Tomorrow is Valentine’s Day. It’s such a strange holiday, it made me think about it more. I decided to do a little reading and found that it has its roots in a pagan Roman festival that celebrated the rites of spring, particularly mating. Valentine’s Day itself was celebrated formally in the 14th century and by the early 1500’s came to resemble what we know—sending formal notes of cordiality, followed later by commercial cards and celebrations. It’s unclear how it got its name, but it’s speculated that it was named after a priest named Valentine who purportedly secretly married couples so men could avoid going to war. Another (or the same) priest who was imprisoned sent a note “from your Valentine” to the jailer’s daughter who had befriended him. (From the Encyclopedia Britannica.) Today, we know it as a “Hallmark” holiday, a pretty commercial venture that can bring both joy and disappointment, as most expectations do.
In full disclosure, my husband of 33 years and I don’t celebrate it at all. We jokingly tell each other that “every day is a day of love” with each other. Well, we try. But I HAVE used Valentine’s Day to send a note out every year since my oldest child was born 25 years ago. Then, it was a way to announce my baby’s birth (and then two other January babies) without sending both a Christmas card and a birth announcement! Since then it’s been a time to connect, share a few photos and let people know I care.
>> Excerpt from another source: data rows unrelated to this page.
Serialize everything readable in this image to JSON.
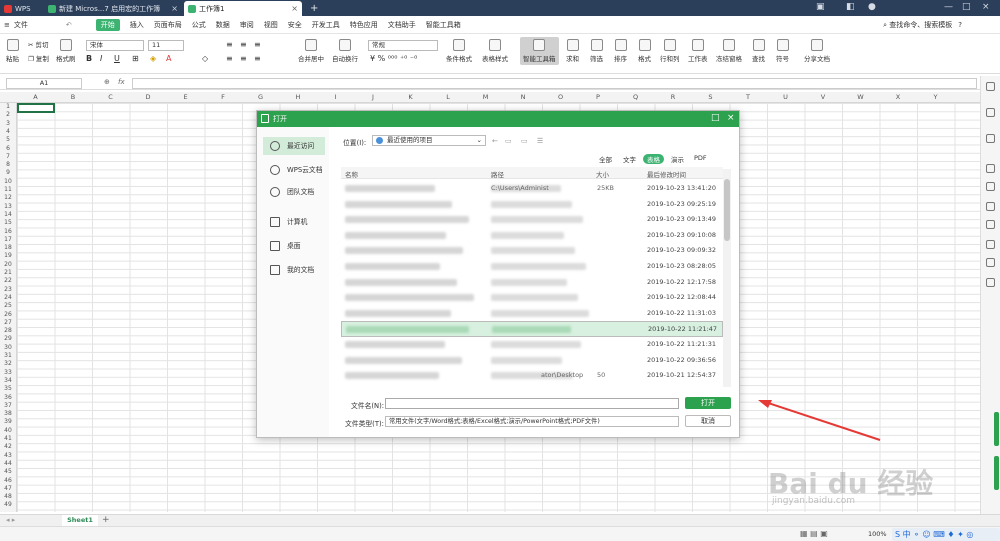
{
  "titlebar": {
    "tabs": [
      {
        "label": "WPS"
      },
      {
        "label": "新建 Micros...7 启用宏的工作簿"
      },
      {
        "label": "工作簿1"
      }
    ],
    "new_tab": "+"
  },
  "menus": [
    "文件",
    "开始",
    "插入",
    "页面布局",
    "公式",
    "数据",
    "审阅",
    "视图",
    "安全",
    "开发工具",
    "特色应用",
    "文档助手",
    "智能工具箱"
  ],
  "search_placeholder": "查找命令、搜索模板",
  "toolbar": {
    "paste": "粘贴",
    "cut": "剪切",
    "copy": "复制",
    "format_painter": "格式刷",
    "font": "宋体",
    "font_size": "11",
    "merge": "合并居中",
    "wrap": "自动换行",
    "number_format": "常规",
    "cond_format": "条件格式",
    "table_style": "表格样式",
    "smart_toolbox": "智能工具箱",
    "sum": "求和",
    "filter": "筛选",
    "sort": "排序",
    "format": "格式",
    "row_col": "行和列",
    "worksheet": "工作表",
    "freeze": "冻结窗格",
    "find": "查找",
    "symbol": "符号",
    "share": "分享文档"
  },
  "formula_bar": {
    "cell": "A1",
    "fx": "fx"
  },
  "columns": [
    "A",
    "B",
    "C",
    "D",
    "E",
    "F",
    "G",
    "H",
    "I",
    "J",
    "K",
    "L",
    "M",
    "N",
    "O",
    "P",
    "Q",
    "R",
    "S",
    "T",
    "U",
    "V",
    "W",
    "X",
    "Y"
  ],
  "rows": [
    "1",
    "2",
    "3",
    "4",
    "5",
    "6",
    "7",
    "8",
    "9",
    "10",
    "11",
    "12",
    "13",
    "14",
    "15",
    "16",
    "17",
    "18",
    "19",
    "20",
    "21",
    "22",
    "23",
    "24",
    "25",
    "26",
    "27",
    "28",
    "29",
    "30",
    "31",
    "32",
    "33",
    "34",
    "35",
    "36",
    "37",
    "38",
    "39",
    "40",
    "41",
    "42",
    "43",
    "44",
    "45",
    "46",
    "47",
    "48",
    "49"
  ],
  "sheet_tab": "Sheet1",
  "add_sheet": "+",
  "zoom": "100%",
  "dialog": {
    "title": "打开",
    "sidebar": [
      "最近访问",
      "WPS云文档",
      "团队文档",
      "计算机",
      "桌面",
      "我的文档"
    ],
    "location_label": "位置(I):",
    "location_value": "最近使用的项目",
    "filters": [
      "全部",
      "文字",
      "表格",
      "演示",
      "PDF"
    ],
    "headers": {
      "name": "名称",
      "path": "路径",
      "size": "大小",
      "date": "最后修改时间"
    },
    "files": [
      {
        "path": "C:\\Users\\Administ",
        "size": "25KB",
        "date": "2019-10-23 13:41:20"
      },
      {
        "path": "",
        "size": "",
        "date": "2019-10-23 09:25:19"
      },
      {
        "path": "",
        "size": "",
        "date": "2019-10-23 09:13:49"
      },
      {
        "path": "",
        "size": "",
        "date": "2019-10-23 09:10:08"
      },
      {
        "path": "",
        "size": "",
        "date": "2019-10-23 09:09:32"
      },
      {
        "path": "",
        "size": "",
        "date": "2019-10-23 08:28:05"
      },
      {
        "path": "",
        "size": "",
        "date": "2019-10-22 12:17:58"
      },
      {
        "path": "",
        "size": "",
        "date": "2019-10-22 12:08:44"
      },
      {
        "path": "",
        "size": "",
        "date": "2019-10-22 11:31:03"
      },
      {
        "path": "",
        "size": "",
        "date": "2019-10-22 11:21:47"
      },
      {
        "path": "",
        "size": "",
        "date": "2019-10-22 11:21:31"
      },
      {
        "path": "",
        "size": "",
        "date": "2019-10-22 09:36:56"
      },
      {
        "path": "ator\\Desktop",
        "size": "50",
        "date": "2019-10-21 12:54:37"
      }
    ],
    "filename_label": "文件名(N):",
    "filename_value": "",
    "filetype_label": "文件类型(T):",
    "filetype_value": "常用文件(文字/Word格式;表格/Excel格式;演示/PowerPoint格式;PDF文件)",
    "open_button": "打开",
    "cancel_button": "取消"
  },
  "watermark": {
    "brand": "Bai du 经验",
    "url": "jingyan.baidu.com"
  },
  "colors": {
    "accent": "#2ca14e",
    "titlebar": "#2c3f5a",
    "arrow": "#e53935"
  }
}
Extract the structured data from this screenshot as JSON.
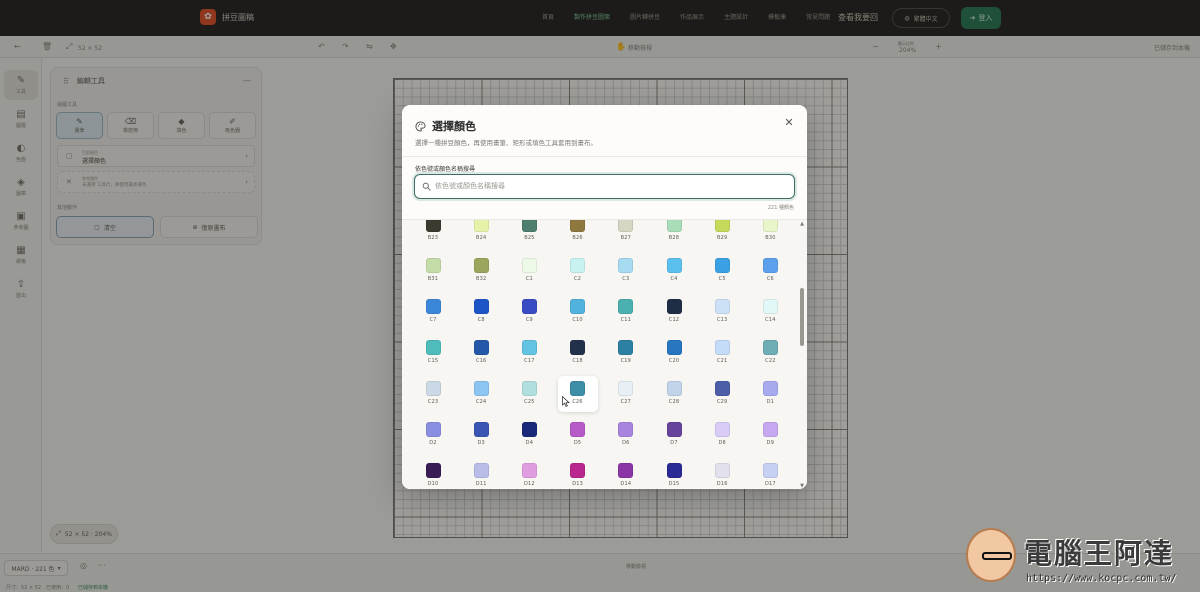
{
  "topnav": {
    "brand": "拼豆圖稿",
    "links": [
      {
        "label": "首頁",
        "active": false
      },
      {
        "label": "製作拼豆圖案",
        "active": true
      },
      {
        "label": "圖片轉拼豆",
        "active": false
      },
      {
        "label": "作品展示",
        "active": false
      },
      {
        "label": "主題設計",
        "active": false
      },
      {
        "label": "模板庫",
        "active": false
      },
      {
        "label": "常見問題",
        "active": false
      }
    ],
    "cta": "查看我要回",
    "language": "繁體中文",
    "login": "登入"
  },
  "toolbar": {
    "size": "52 × 52",
    "mode": "移動檢視",
    "zoom_label": "顯示比例",
    "zoom_value": "204%",
    "saved": "已儲存到本機"
  },
  "rail": [
    {
      "label": "工具",
      "icon": "paint-icon",
      "active": true
    },
    {
      "label": "圖層",
      "icon": "layers-icon",
      "active": false
    },
    {
      "label": "色盤",
      "icon": "palette-icon",
      "active": false
    },
    {
      "label": "圖庫",
      "icon": "stack-icon",
      "active": false
    },
    {
      "label": "參考圖",
      "icon": "image-icon",
      "active": false
    },
    {
      "label": "網格",
      "icon": "grid-icon",
      "active": false
    },
    {
      "label": "匯出",
      "icon": "export-icon",
      "active": false
    }
  ],
  "panel": {
    "title": "編輯工具",
    "section_tools": "繪圖工具",
    "tools": [
      {
        "label": "畫筆",
        "active": true
      },
      {
        "label": "橡皮擦",
        "active": false
      },
      {
        "label": "填色",
        "active": false
      },
      {
        "label": "吸色器",
        "active": false
      }
    ],
    "color_small": "目前顏色",
    "color_main": "選擇顏色",
    "ref_small": "參考顏色",
    "ref_main": "未選擇 工具行，將使用最後選色",
    "section_actions": "其他動作",
    "actions": [
      {
        "label": "清空",
        "primary": true
      },
      {
        "label": "復原畫布",
        "primary": false
      }
    ]
  },
  "zoom_pill": "52 × 52 · 204%",
  "bottombar": {
    "palette": "MARD · 221 色",
    "mode_hint": "移動檢視",
    "status_size": "尺寸：52 × 52",
    "status_beads": "已使用：0",
    "status_save": "已儲存到本機"
  },
  "modal": {
    "title": "選擇顏色",
    "subtitle": "選擇一種拼豆顏色，再使用畫筆、矩形或填色工具套用到畫布。",
    "search_label": "依色號或顏色名稱搜尋",
    "search_placeholder": "依色號或顏色名稱搜尋",
    "search_value": "",
    "count": "221 種顏色",
    "hover_code": "C26",
    "swatches": [
      {
        "code": "B23",
        "color": "#3a3a2e"
      },
      {
        "code": "B24",
        "color": "#e6f2a8"
      },
      {
        "code": "B25",
        "color": "#4e7f6e"
      },
      {
        "code": "B26",
        "color": "#8f7840"
      },
      {
        "code": "B27",
        "color": "#d7d6c4"
      },
      {
        "code": "B28",
        "color": "#a9dcb8"
      },
      {
        "code": "B29",
        "color": "#c5d95a"
      },
      {
        "code": "B30",
        "color": "#e8f5c8"
      },
      {
        "code": "B31",
        "color": "#c6dca8"
      },
      {
        "code": "B32",
        "color": "#9da45c"
      },
      {
        "code": "C1",
        "color": "#eefae8"
      },
      {
        "code": "C2",
        "color": "#c8f2f0"
      },
      {
        "code": "C3",
        "color": "#a6dbf2"
      },
      {
        "code": "C4",
        "color": "#5cc0ee"
      },
      {
        "code": "C5",
        "color": "#3aa2e4"
      },
      {
        "code": "C6",
        "color": "#5da1ec"
      },
      {
        "code": "C7",
        "color": "#3a86d8"
      },
      {
        "code": "C8",
        "color": "#1e55c6"
      },
      {
        "code": "C9",
        "color": "#3a4cc4"
      },
      {
        "code": "C10",
        "color": "#52b2de"
      },
      {
        "code": "C11",
        "color": "#4ab0b0"
      },
      {
        "code": "C12",
        "color": "#1f2d45"
      },
      {
        "code": "C13",
        "color": "#cde1f6"
      },
      {
        "code": "C14",
        "color": "#e2f8f6"
      },
      {
        "code": "C15",
        "color": "#4fbcbc"
      },
      {
        "code": "C16",
        "color": "#2457a8"
      },
      {
        "code": "C17",
        "color": "#62c4e2"
      },
      {
        "code": "C18",
        "color": "#22304a"
      },
      {
        "code": "C19",
        "color": "#2c80a2"
      },
      {
        "code": "C20",
        "color": "#2776c0"
      },
      {
        "code": "C21",
        "color": "#c4dcf8"
      },
      {
        "code": "C22",
        "color": "#6faeb4"
      },
      {
        "code": "C23",
        "color": "#cbd9e6"
      },
      {
        "code": "C24",
        "color": "#8cc4f2"
      },
      {
        "code": "C25",
        "color": "#b1dfe0"
      },
      {
        "code": "C26",
        "color": "#3d8ea6"
      },
      {
        "code": "C27",
        "color": "#e8f0f6"
      },
      {
        "code": "C28",
        "color": "#c2d4ea"
      },
      {
        "code": "C29",
        "color": "#4c5ea8"
      },
      {
        "code": "D1",
        "color": "#a8aaf0"
      },
      {
        "code": "D2",
        "color": "#8a8ee0"
      },
      {
        "code": "D3",
        "color": "#3b55b4"
      },
      {
        "code": "D4",
        "color": "#1a287a"
      },
      {
        "code": "D5",
        "color": "#b65ac8"
      },
      {
        "code": "D6",
        "color": "#a984de"
      },
      {
        "code": "D7",
        "color": "#67439c"
      },
      {
        "code": "D8",
        "color": "#d9ccf6"
      },
      {
        "code": "D9",
        "color": "#c6a8f0"
      },
      {
        "code": "D10",
        "color": "#3a1c54"
      },
      {
        "code": "D11",
        "color": "#b9bde8"
      },
      {
        "code": "D12",
        "color": "#de9ee0"
      },
      {
        "code": "D13",
        "color": "#b8268e"
      },
      {
        "code": "D14",
        "color": "#8a36a6"
      },
      {
        "code": "D15",
        "color": "#2a2a94"
      },
      {
        "code": "D16",
        "color": "#e2e0ec"
      },
      {
        "code": "D17",
        "color": "#c6d0f2"
      }
    ]
  },
  "watermark": {
    "title": "電腦王阿達",
    "url": "https://www.kocpc.com.tw/"
  }
}
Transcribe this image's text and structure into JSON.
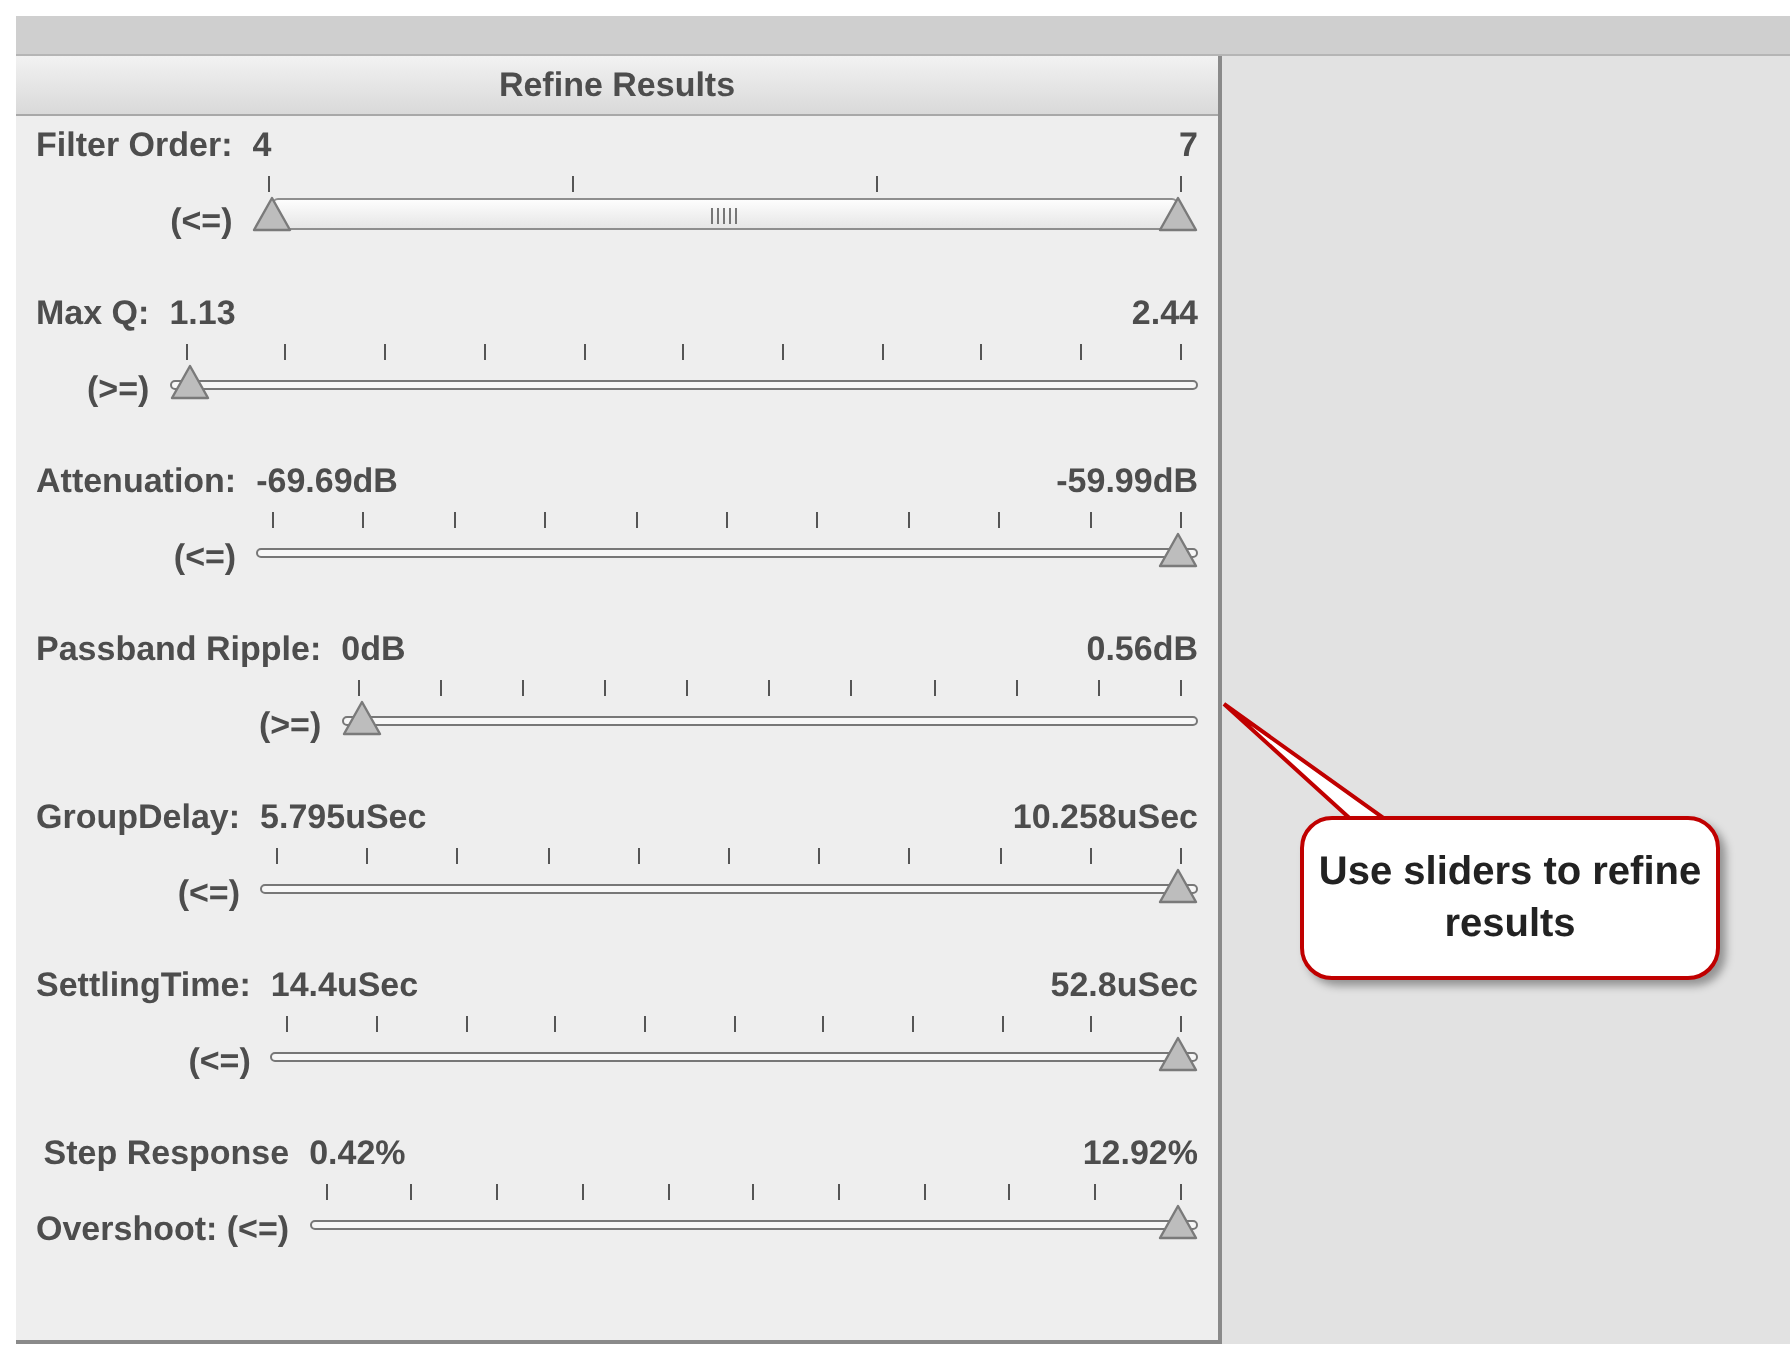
{
  "panel": {
    "title": "Refine Results"
  },
  "sliders": [
    {
      "label": "Filter Order:",
      "min": "4",
      "max": "7",
      "operator": "(<=)",
      "kind": "range",
      "thumbs": [
        {
          "level": 0
        },
        {
          "level": 1
        }
      ]
    },
    {
      "label": "Max Q:",
      "min": "1.13",
      "max": "2.44",
      "operator": "(>=)",
      "kind": "single",
      "thumbs": [
        {
          "level": 0
        }
      ]
    },
    {
      "label": "Attenuation:",
      "min": "-69.69dB",
      "max": "-59.99dB",
      "operator": "(<=)",
      "kind": "single",
      "thumbs": [
        {
          "level": 1
        }
      ]
    },
    {
      "label": "Passband Ripple:",
      "min": "0dB",
      "max": "0.56dB",
      "operator": "(>=)",
      "kind": "single",
      "thumbs": [
        {
          "level": 0
        }
      ]
    },
    {
      "label": "GroupDelay:",
      "min": "5.795uSec",
      "max": "10.258uSec",
      "operator": "(<=)",
      "kind": "single",
      "thumbs": [
        {
          "level": 1
        }
      ]
    },
    {
      "label": "SettlingTime:",
      "min": "14.4uSec",
      "max": "52.8uSec",
      "operator": "(<=)",
      "kind": "single",
      "thumbs": [
        {
          "level": 1
        }
      ]
    },
    {
      "label": "Step Response",
      "min": "0.42%",
      "max": "12.92%",
      "operator": "Overshoot: (<=)",
      "kind": "single",
      "thumbs": [
        {
          "level": 1
        }
      ]
    }
  ],
  "callout": {
    "text": "Use sliders to refine results"
  }
}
Fast forward to today, and I’ve decided to make all of February, which in the Northern hemisphere can be long, cold and dark, a month of love—lovingkindness that is! Rather than my typical response to cold, bracing myself with shoulders forward and up around the ears with the heart collapsed, I try to open my heart and get as clear as I can to beam good will toward all.
The practice I find most supportive of this effort is called “metta,” a traditionally Buddhist lovingkindness meditation in which we extend caring energy toward ourselves and all others. Teacher Acharaya Buddharakkhita says that as we practice metta, we overcome a transactional sort of love and self-seeking and the “mind becomes universal by identifying its own interest with the interest of all.”
It’s usually easy to think of sending love and compassion to those we love. Sometimes we unconsciously send that love with invisible strings, “Love me, love me!” Only when we learn to extend graciousness to ourselves and actually accept it (despite our many imperfections) can we also truly wish all beings well and release the need to “earn” or manipulate for acceptance and caring. We see others as we see ourselves-- striving, doing our best, succeeding and failing, good and bad, and we embrace it all. With it, we begin to love what is vs. what we think life and others should be for a good outcome.
Part of the metta meditation extends peace and ease to ourselves and to others. By cultivating an attitude of lovingkindness, peace and ease become more available and our interactions with the world become less fraught. If you don’t believe me, try this meditation practice yourself! There are many, many interpretations of it, but the general idea is to send thoughts of goodwill, devoid of judgement, to yourself, to loved ones, to those in your community and eventually, to all beings, including those who challenge us! Trust that this is the best way to heal oneself and others.
This month, we set the intention of cultivating metta throughout our practice. It’s a beautiful self-awareness tool that helps you to unearth the situations, relationships etc. where you fall short of wishing others well. When is it difficult? Where do you shine? How can you create more equanimity toward yourself and others? This is a fun one, and it can be quite profound.
I've taught and lived yoga for more than 20 years. I know it can be intimidating. But it can also be fun--and rewarding--regardless of your starting point or challenges. On this blog I share some of the yoga wisdom that sustains me.